▸ **Try it**
Scan the entries below for "Bugfix" and copy each line that holds it.

▸ **Page and application data records**
▬▬▬▬▬▬▬▬▬▬

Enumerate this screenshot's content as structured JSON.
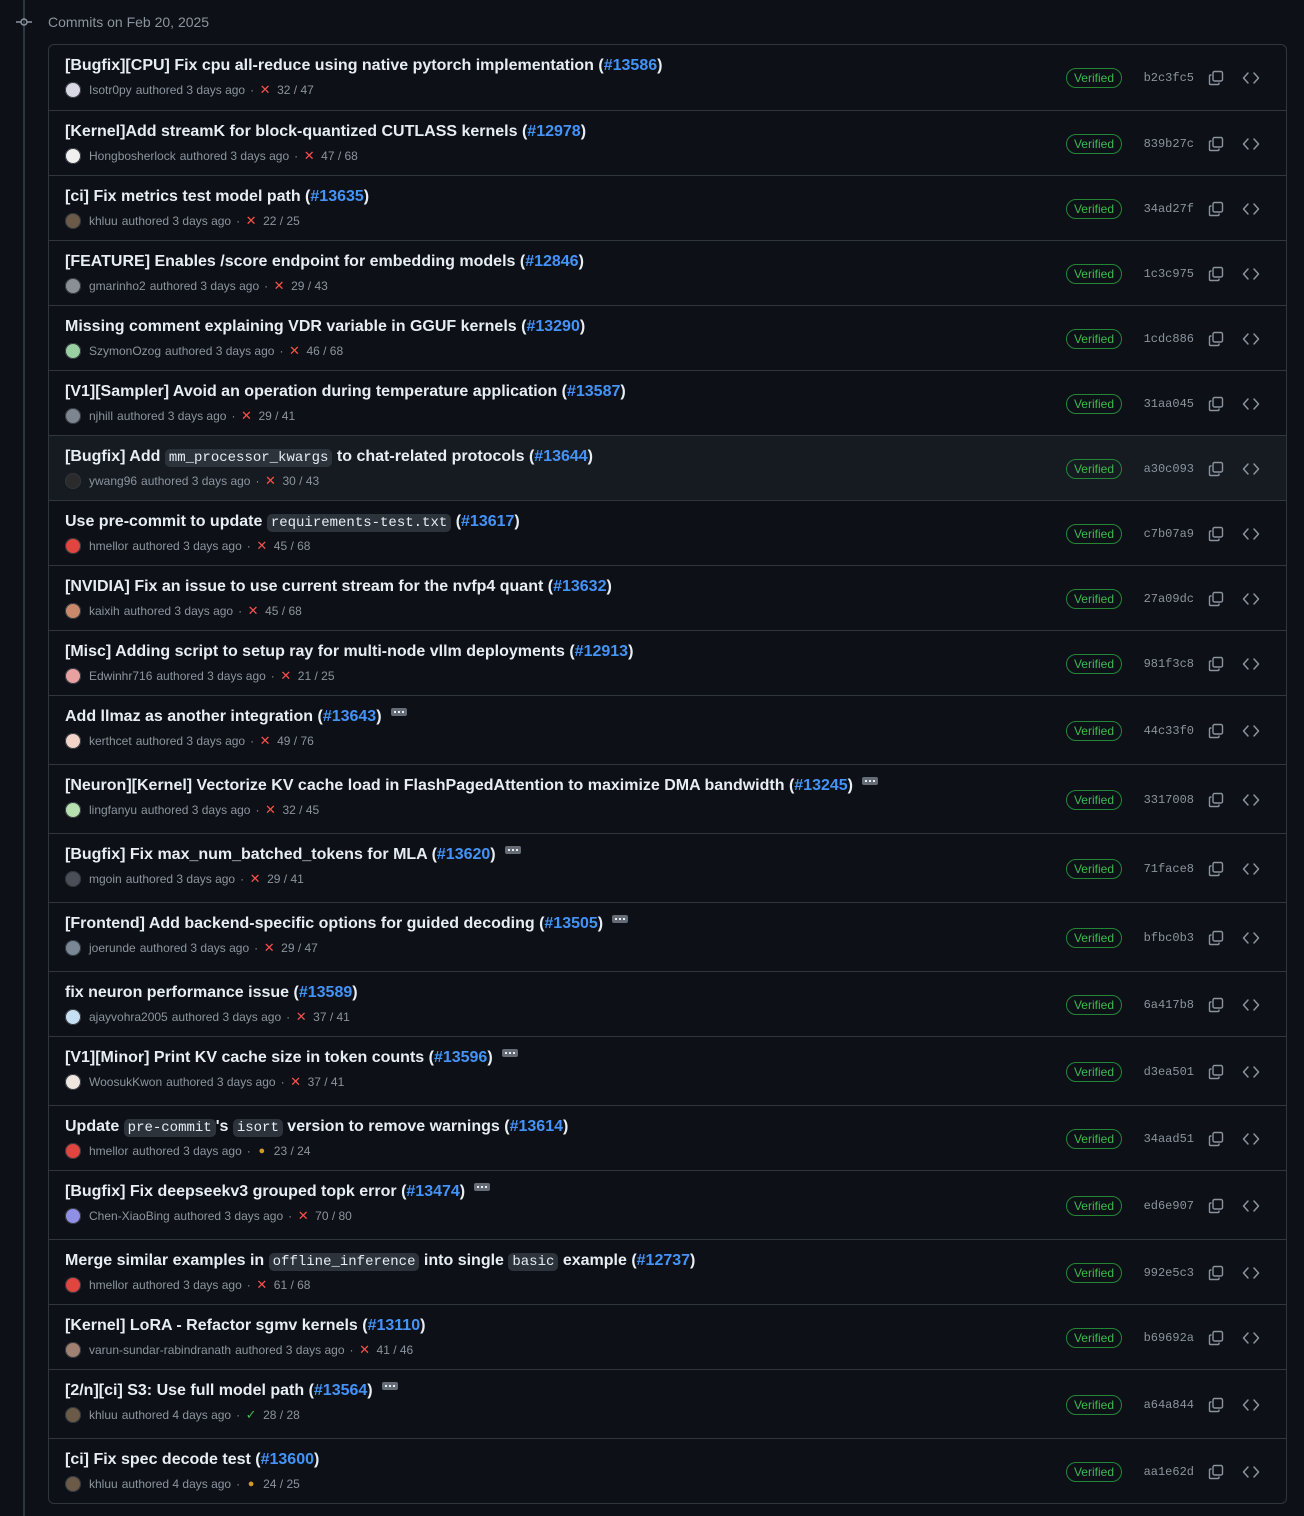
{
  "group": {
    "title": "Commits on Feb 20, 2025"
  },
  "verified_label": "Verified",
  "colors": {
    "link": "#4493f8",
    "fail": "#f85149",
    "success": "#3fb950",
    "pending": "#d29922",
    "verified_border": "#238636"
  },
  "commits": [
    {
      "parts": [
        {
          "t": "text",
          "v": "[Bugfix][CPU] Fix cpu all-reduce using native pytorch implementation ("
        },
        {
          "t": "pr",
          "v": "#13586"
        },
        {
          "t": "text",
          "v": ")"
        }
      ],
      "author": "Isotr0py",
      "when": "authored 3 days ago",
      "status": "fail",
      "checks": "32 / 47",
      "sha": "b2c3fc5",
      "avatar": "#d9d9e6",
      "more": false
    },
    {
      "parts": [
        {
          "t": "text",
          "v": "[Kernel]Add streamK for block-quantized CUTLASS kernels ("
        },
        {
          "t": "pr",
          "v": "#12978"
        },
        {
          "t": "text",
          "v": ")"
        }
      ],
      "author": "Hongbosherlock",
      "when": "authored 3 days ago",
      "status": "fail",
      "checks": "47 / 68",
      "sha": "839b27c",
      "avatar": "#f0f0f0",
      "more": false
    },
    {
      "parts": [
        {
          "t": "text",
          "v": "[ci] Fix metrics test model path ("
        },
        {
          "t": "pr",
          "v": "#13635"
        },
        {
          "t": "text",
          "v": ")"
        }
      ],
      "author": "khluu",
      "when": "authored 3 days ago",
      "status": "fail",
      "checks": "22 / 25",
      "sha": "34ad27f",
      "avatar": "#6b5a48",
      "more": false
    },
    {
      "parts": [
        {
          "t": "text",
          "v": "[FEATURE] Enables /score endpoint for embedding models ("
        },
        {
          "t": "pr",
          "v": "#12846"
        },
        {
          "t": "text",
          "v": ")"
        }
      ],
      "author": "gmarinho2",
      "when": "authored 3 days ago",
      "status": "fail",
      "checks": "29 / 43",
      "sha": "1c3c975",
      "avatar": "#8a8f96",
      "more": false
    },
    {
      "parts": [
        {
          "t": "text",
          "v": "Missing comment explaining VDR variable in GGUF kernels ("
        },
        {
          "t": "pr",
          "v": "#13290"
        },
        {
          "t": "text",
          "v": ")"
        }
      ],
      "author": "SzymonOzog",
      "when": "authored 3 days ago",
      "status": "fail",
      "checks": "46 / 68",
      "sha": "1cdc886",
      "avatar": "#9ad1a3",
      "more": false
    },
    {
      "parts": [
        {
          "t": "text",
          "v": "[V1][Sampler] Avoid an operation during temperature application ("
        },
        {
          "t": "pr",
          "v": "#13587"
        },
        {
          "t": "text",
          "v": ")"
        }
      ],
      "author": "njhill",
      "when": "authored 3 days ago",
      "status": "fail",
      "checks": "29 / 41",
      "sha": "31aa045",
      "avatar": "#7d8590",
      "more": false
    },
    {
      "parts": [
        {
          "t": "text",
          "v": "[Bugfix] Add "
        },
        {
          "t": "code",
          "v": "mm_processor_kwargs"
        },
        {
          "t": "text",
          "v": " to chat-related protocols ("
        },
        {
          "t": "pr",
          "v": "#13644"
        },
        {
          "t": "text",
          "v": ")"
        }
      ],
      "author": "ywang96",
      "when": "authored 3 days ago",
      "status": "fail",
      "checks": "30 / 43",
      "sha": "a30c093",
      "avatar": "#2b2b2b",
      "more": false,
      "highlight": true
    },
    {
      "parts": [
        {
          "t": "text",
          "v": "Use pre-commit to update "
        },
        {
          "t": "code",
          "v": "requirements-test.txt"
        },
        {
          "t": "text",
          "v": " ("
        },
        {
          "t": "pr",
          "v": "#13617"
        },
        {
          "t": "text",
          "v": ")"
        }
      ],
      "author": "hmellor",
      "when": "authored 3 days ago",
      "status": "fail",
      "checks": "45 / 68",
      "sha": "c7b07a9",
      "avatar": "#e0453f",
      "more": false
    },
    {
      "parts": [
        {
          "t": "text",
          "v": "[NVIDIA] Fix an issue to use current stream for the nvfp4 quant ("
        },
        {
          "t": "pr",
          "v": "#13632"
        },
        {
          "t": "text",
          "v": ")"
        }
      ],
      "author": "kaixih",
      "when": "authored 3 days ago",
      "status": "fail",
      "checks": "45 / 68",
      "sha": "27a09dc",
      "avatar": "#c98a6b",
      "more": false
    },
    {
      "parts": [
        {
          "t": "text",
          "v": "[Misc] Adding script to setup ray for multi-node vllm deployments ("
        },
        {
          "t": "pr",
          "v": "#12913"
        },
        {
          "t": "text",
          "v": ")"
        }
      ],
      "author": "Edwinhr716",
      "when": "authored 3 days ago",
      "status": "fail",
      "checks": "21 / 25",
      "sha": "981f3c8",
      "avatar": "#e8a0a0",
      "more": false
    },
    {
      "parts": [
        {
          "t": "text",
          "v": "Add llmaz as another integration ("
        },
        {
          "t": "pr",
          "v": "#13643"
        },
        {
          "t": "text",
          "v": ")"
        }
      ],
      "author": "kerthcet",
      "when": "authored 3 days ago",
      "status": "fail",
      "checks": "49 / 76",
      "sha": "44c33f0",
      "avatar": "#f2d4c9",
      "more": true
    },
    {
      "parts": [
        {
          "t": "text",
          "v": "[Neuron][Kernel] Vectorize KV cache load in FlashPagedAttention to maximize DMA bandwidth ("
        },
        {
          "t": "pr",
          "v": "#13245"
        },
        {
          "t": "text",
          "v": ")"
        }
      ],
      "author": "lingfanyu",
      "when": "authored 3 days ago",
      "status": "fail",
      "checks": "32 / 45",
      "sha": "3317008",
      "avatar": "#b6e0b0",
      "more": true
    },
    {
      "parts": [
        {
          "t": "text",
          "v": "[Bugfix] Fix max_num_batched_tokens for MLA ("
        },
        {
          "t": "pr",
          "v": "#13620"
        },
        {
          "t": "text",
          "v": ")"
        }
      ],
      "author": "mgoin",
      "when": "authored 3 days ago",
      "status": "fail",
      "checks": "29 / 41",
      "sha": "71face8",
      "avatar": "#4a4f57",
      "more": true
    },
    {
      "parts": [
        {
          "t": "text",
          "v": "[Frontend] Add backend-specific options for guided decoding ("
        },
        {
          "t": "pr",
          "v": "#13505"
        },
        {
          "t": "text",
          "v": ")"
        }
      ],
      "author": "joerunde",
      "when": "authored 3 days ago",
      "status": "fail",
      "checks": "29 / 47",
      "sha": "bfbc0b3",
      "avatar": "#7a8794",
      "more": true
    },
    {
      "parts": [
        {
          "t": "text",
          "v": "fix neuron performance issue ("
        },
        {
          "t": "pr",
          "v": "#13589"
        },
        {
          "t": "text",
          "v": ")"
        }
      ],
      "author": "ajayvohra2005",
      "when": "authored 3 days ago",
      "status": "fail",
      "checks": "37 / 41",
      "sha": "6a417b8",
      "avatar": "#c7dff2",
      "more": false
    },
    {
      "parts": [
        {
          "t": "text",
          "v": "[V1][Minor] Print KV cache size in token counts ("
        },
        {
          "t": "pr",
          "v": "#13596"
        },
        {
          "t": "text",
          "v": ")"
        }
      ],
      "author": "WoosukKwon",
      "when": "authored 3 days ago",
      "status": "fail",
      "checks": "37 / 41",
      "sha": "d3ea501",
      "avatar": "#f0e6e0",
      "more": true
    },
    {
      "parts": [
        {
          "t": "text",
          "v": "Update "
        },
        {
          "t": "code",
          "v": "pre-commit"
        },
        {
          "t": "text",
          "v": "'s "
        },
        {
          "t": "code",
          "v": "isort"
        },
        {
          "t": "text",
          "v": " version to remove warnings ("
        },
        {
          "t": "pr",
          "v": "#13614"
        },
        {
          "t": "text",
          "v": ")"
        }
      ],
      "author": "hmellor",
      "when": "authored 3 days ago",
      "status": "pending",
      "checks": "23 / 24",
      "sha": "34aad51",
      "avatar": "#e0453f",
      "more": false
    },
    {
      "parts": [
        {
          "t": "text",
          "v": "[Bugfix] Fix deepseekv3 grouped topk error ("
        },
        {
          "t": "pr",
          "v": "#13474"
        },
        {
          "t": "text",
          "v": ")"
        }
      ],
      "author": "Chen-XiaoBing",
      "when": "authored 3 days ago",
      "status": "fail",
      "checks": "70 / 80",
      "sha": "ed6e907",
      "avatar": "#8f8fe6",
      "more": true
    },
    {
      "parts": [
        {
          "t": "text",
          "v": "Merge similar examples in "
        },
        {
          "t": "code",
          "v": "offline_inference"
        },
        {
          "t": "text",
          "v": " into single "
        },
        {
          "t": "code",
          "v": "basic"
        },
        {
          "t": "text",
          "v": " example ("
        },
        {
          "t": "pr",
          "v": "#12737"
        },
        {
          "t": "text",
          "v": ")"
        }
      ],
      "author": "hmellor",
      "when": "authored 3 days ago",
      "status": "fail",
      "checks": "61 / 68",
      "sha": "992e5c3",
      "avatar": "#e0453f",
      "more": false
    },
    {
      "parts": [
        {
          "t": "text",
          "v": "[Kernel] LoRA - Refactor sgmv kernels ("
        },
        {
          "t": "pr",
          "v": "#13110"
        },
        {
          "t": "text",
          "v": ")"
        }
      ],
      "author": "varun-sundar-rabindranath",
      "when": "authored 3 days ago",
      "status": "fail",
      "checks": "41 / 46",
      "sha": "b69692a",
      "avatar": "#a08070",
      "more": false
    },
    {
      "parts": [
        {
          "t": "text",
          "v": "[2/n][ci] S3: Use full model path ("
        },
        {
          "t": "pr",
          "v": "#13564"
        },
        {
          "t": "text",
          "v": ")"
        }
      ],
      "author": "khluu",
      "when": "authored 4 days ago",
      "status": "success",
      "checks": "28 / 28",
      "sha": "a64a844",
      "avatar": "#6b5a48",
      "more": true
    },
    {
      "parts": [
        {
          "t": "text",
          "v": "[ci] Fix spec decode test ("
        },
        {
          "t": "pr",
          "v": "#13600"
        },
        {
          "t": "text",
          "v": ")"
        }
      ],
      "author": "khluu",
      "when": "authored 4 days ago",
      "status": "pending",
      "checks": "24 / 25",
      "sha": "aa1e62d",
      "avatar": "#6b5a48",
      "more": false
    }
  ]
}
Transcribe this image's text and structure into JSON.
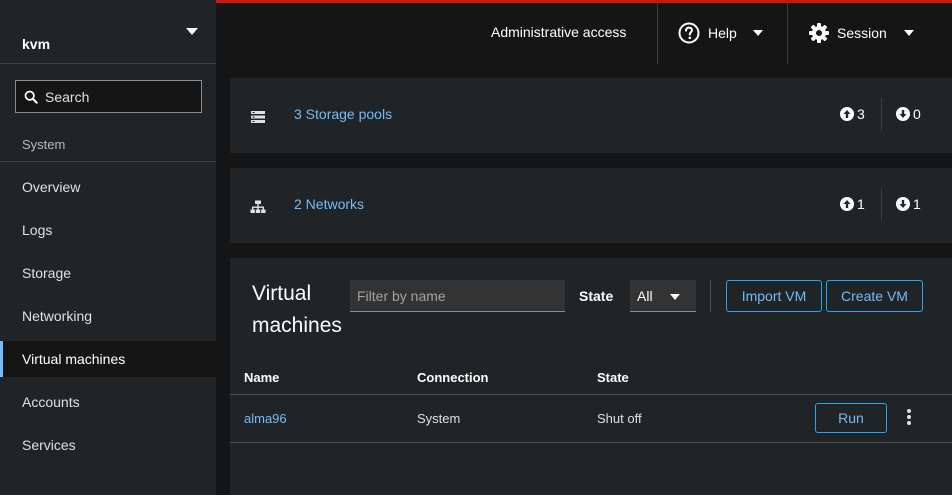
{
  "host": {
    "name": "kvm"
  },
  "search": {
    "placeholder": "Search"
  },
  "sidebar": {
    "section_label": "System",
    "items": [
      {
        "label": "Overview"
      },
      {
        "label": "Logs"
      },
      {
        "label": "Storage"
      },
      {
        "label": "Networking"
      },
      {
        "label": "Virtual machines",
        "active": true
      },
      {
        "label": "Accounts"
      },
      {
        "label": "Services"
      }
    ]
  },
  "topbar": {
    "admin_label": "Administrative access",
    "help_label": "Help",
    "session_label": "Session"
  },
  "storage_card": {
    "link": "3 Storage pools",
    "up": "3",
    "down": "0"
  },
  "networks_card": {
    "link": "2 Networks",
    "up": "1",
    "down": "1"
  },
  "vms": {
    "title": "Virtual machines",
    "filter_placeholder": "Filter by name",
    "state_label": "State",
    "state_value": "All",
    "import_label": "Import VM",
    "create_label": "Create VM",
    "columns": [
      "Name",
      "Connection",
      "State"
    ],
    "rows": [
      {
        "name": "alma96",
        "connection": "System",
        "state": "Shut off",
        "action": "Run"
      }
    ]
  },
  "colors": {
    "accent": "#73bcf7",
    "topline": "#c9190b"
  }
}
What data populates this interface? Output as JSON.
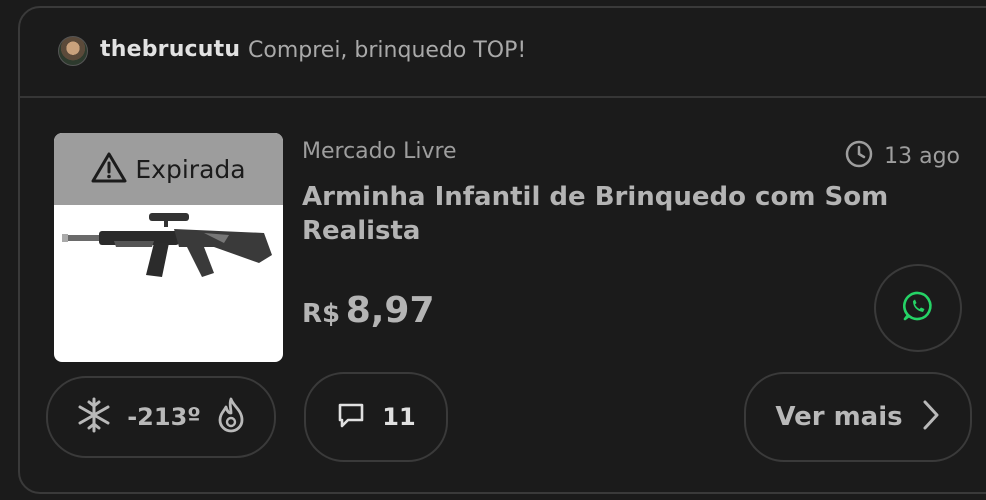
{
  "post": {
    "username": "thebrucutu",
    "comment": "Comprei, brinquedo TOP!"
  },
  "deal": {
    "status_badge": "Expirada",
    "store": "Mercado Livre",
    "time": "13 ago",
    "title": "Arminha Infantil de Brinquedo com Som Realista",
    "currency": "R$",
    "price": "8,97"
  },
  "actions": {
    "temperature": "-213º",
    "comment_count": "11",
    "more_label": "Ver mais"
  },
  "icons": {
    "avatar": "user-avatar",
    "warning": "warning-triangle-icon",
    "clock": "clock-icon",
    "whatsapp": "whatsapp-icon",
    "freeze": "snowflake-icon",
    "hot": "flame-icon",
    "comment": "comment-bubble-icon",
    "chevron": "chevron-right-icon"
  },
  "colors": {
    "background": "#1b1b1b",
    "border": "#3a3a3a",
    "expired_badge": "#9d9d9d",
    "whatsapp": "#25d366"
  }
}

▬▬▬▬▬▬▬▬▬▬

▸ **Solved exercise**
          "v": "[Bugfix][CPU] Fix cpu all-reduce using native pytorch implementation ("
          "v": "[Bugfix] Add "
          "v": "[Bugfix] Fix max_num_batched_tokens for MLA ("
          "v": "[Bugfix] Fix deepseekv3 grouped topk error ("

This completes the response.